◆ WORK INSTRUCTION ◆
The listing below should be written out word for word, with its pictures removed.

◆ INPUT MATERIAL ◆
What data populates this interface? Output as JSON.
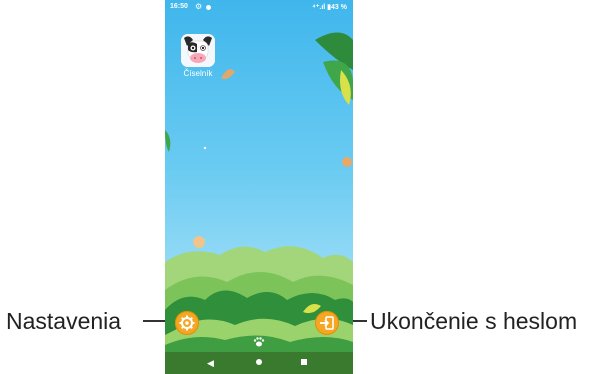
{
  "callouts": {
    "left": "Nastavenia",
    "right": "Ukončenie s heslom"
  },
  "status_bar": {
    "time": "16:50",
    "right_text": "⁴⁺.ıl ▮43 %"
  },
  "app": {
    "label": "Číselník",
    "icon": "cow-face-icon"
  },
  "buttons": {
    "settings": "gear-icon",
    "exit": "exit-door-icon"
  },
  "nav": {
    "back": "◀"
  },
  "colors": {
    "sky_top": "#3fb6ec",
    "button_orange": "#f5a623",
    "nav_green": "#3a7a2e"
  }
}
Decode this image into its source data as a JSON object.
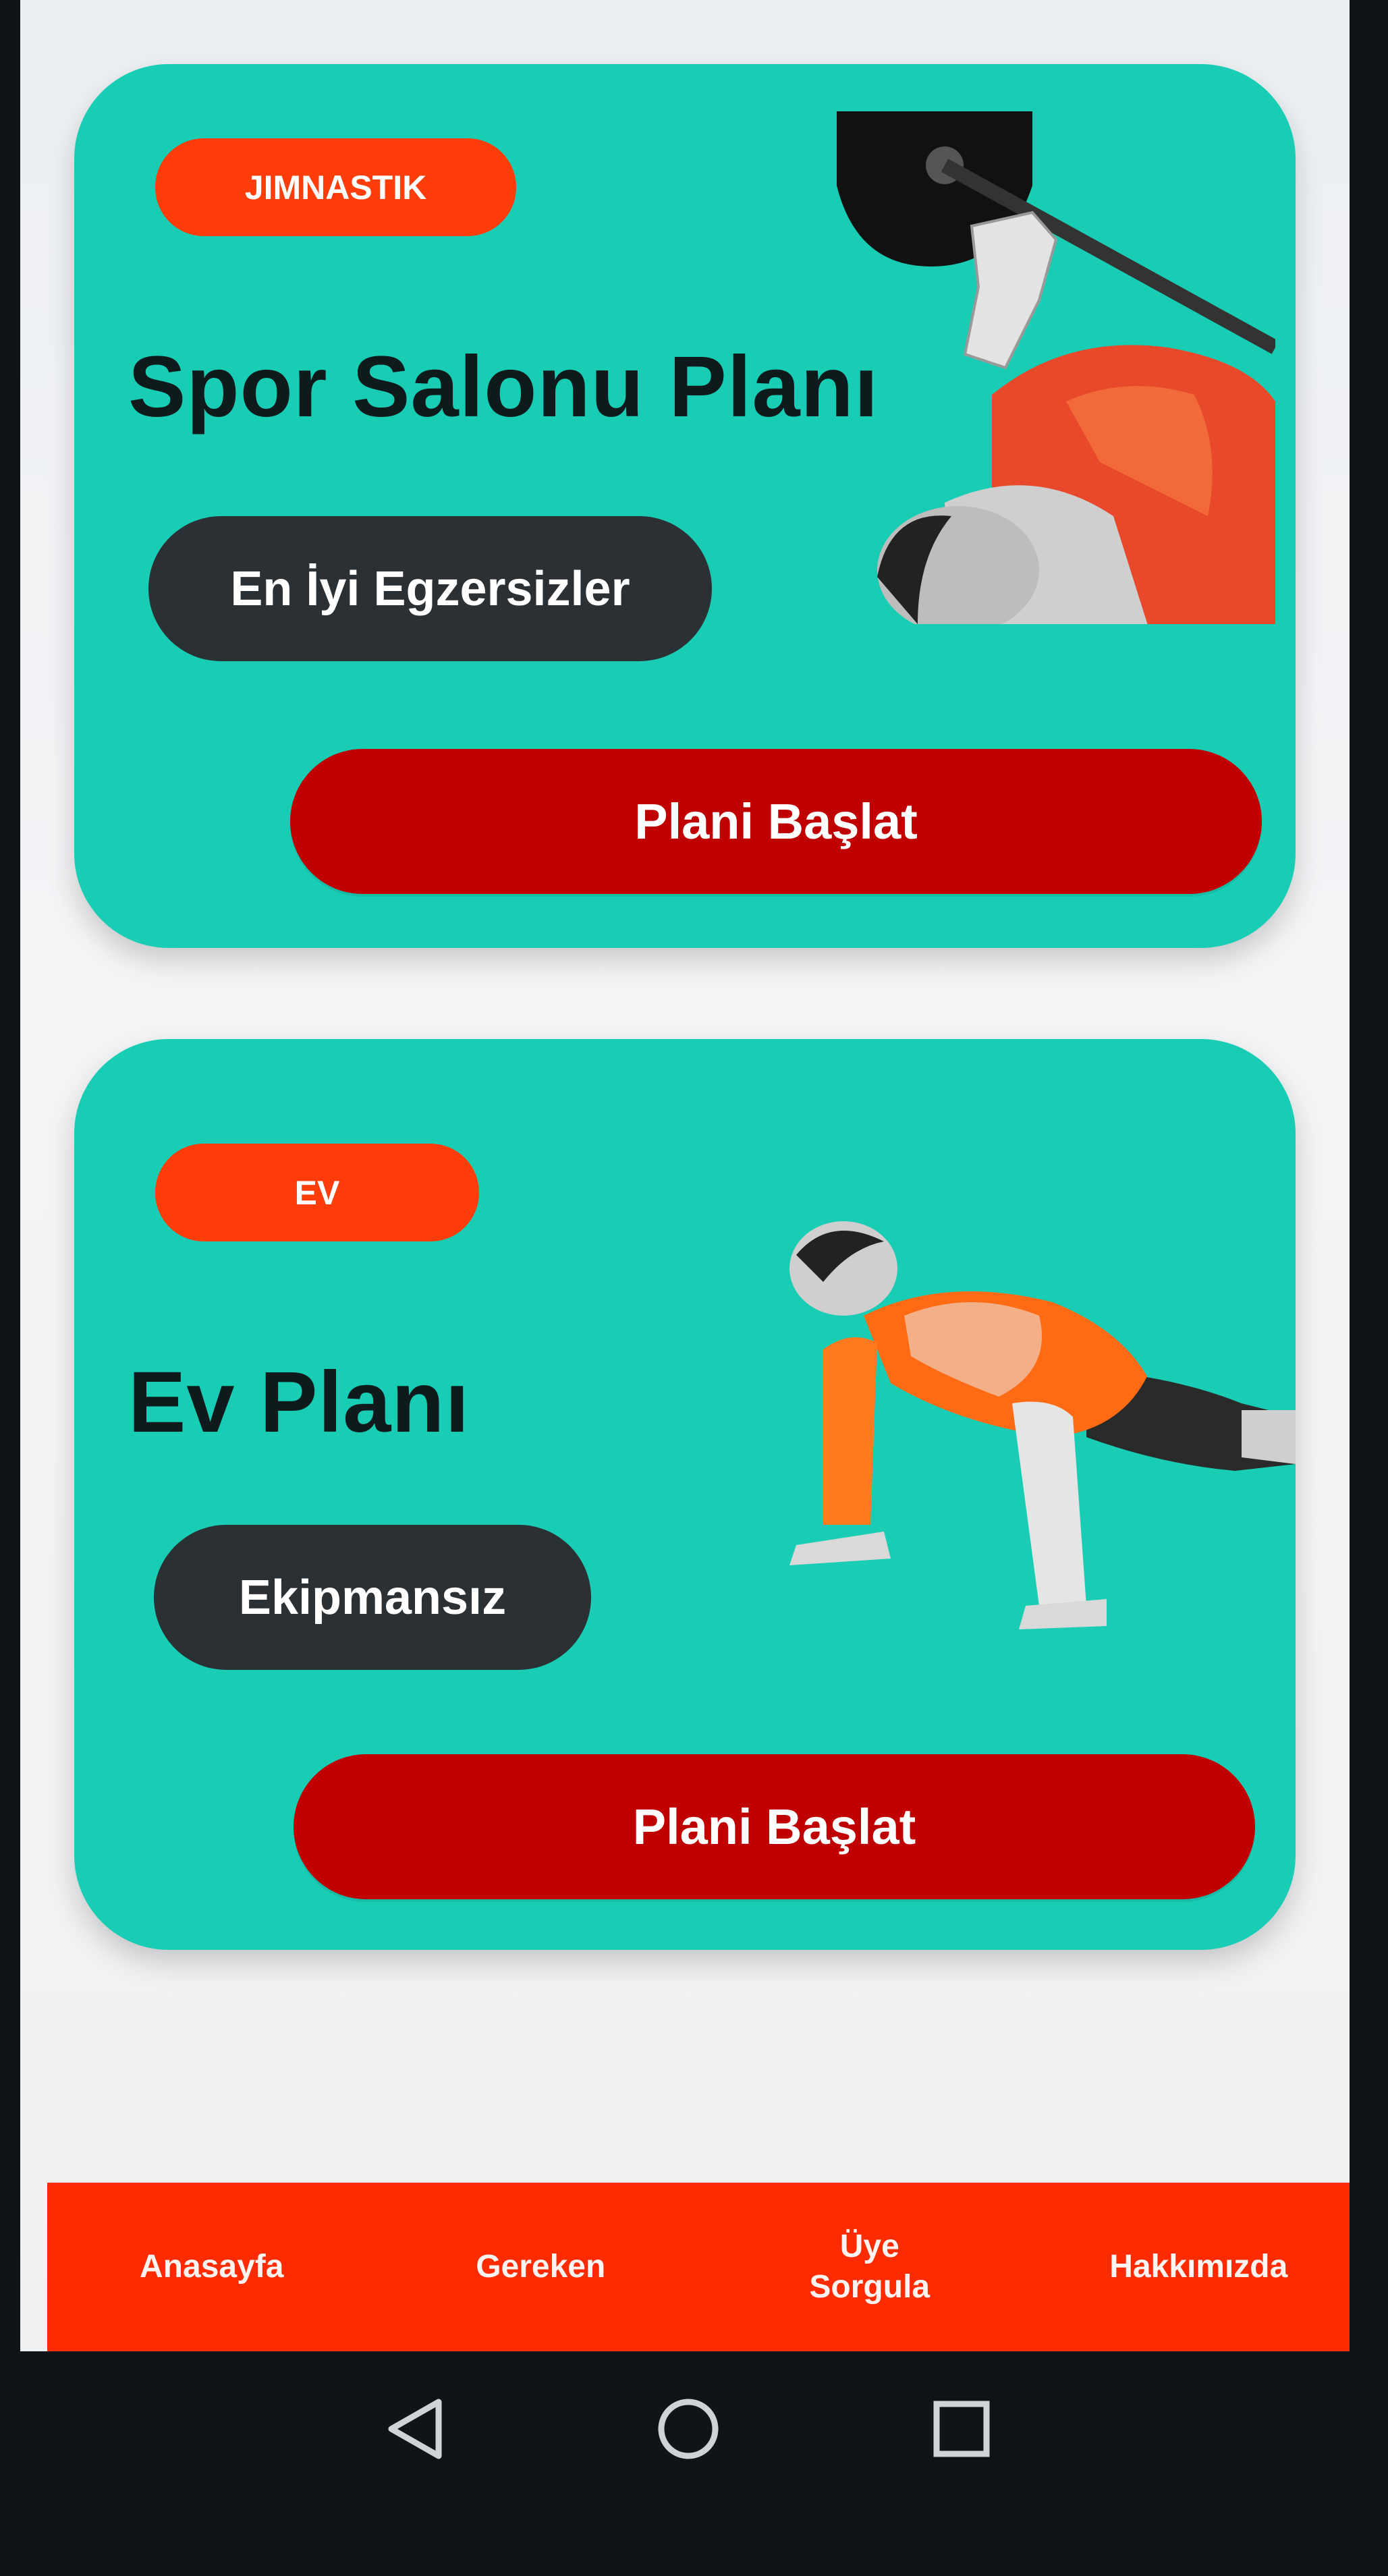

◆ ANSWER BOX ◆
What data populates this interface? Output as JSON.
{
  "callouts": {
    "left": "Nastavenia",
    "right": "Ukončenie s heslom"
  },
  "status_bar": {
    "time": "16:50",
    "right_text": "⁴⁺.ıl ▮43 %"
  },
  "app": {
    "label": "Číselník",
    "icon": "cow-face-icon"
  },
  "buttons": {
    "settings": "gear-icon",
    "exit": "exit-door-icon"
  },
  "nav": {
    "back": "◀"
  },
  "colors": {
    "sky_top": "#3fb6ec",
    "button_orange": "#f5a623",
    "nav_green": "#3a7a2e"
  }
}
Decode this image into its source data as a JSON object.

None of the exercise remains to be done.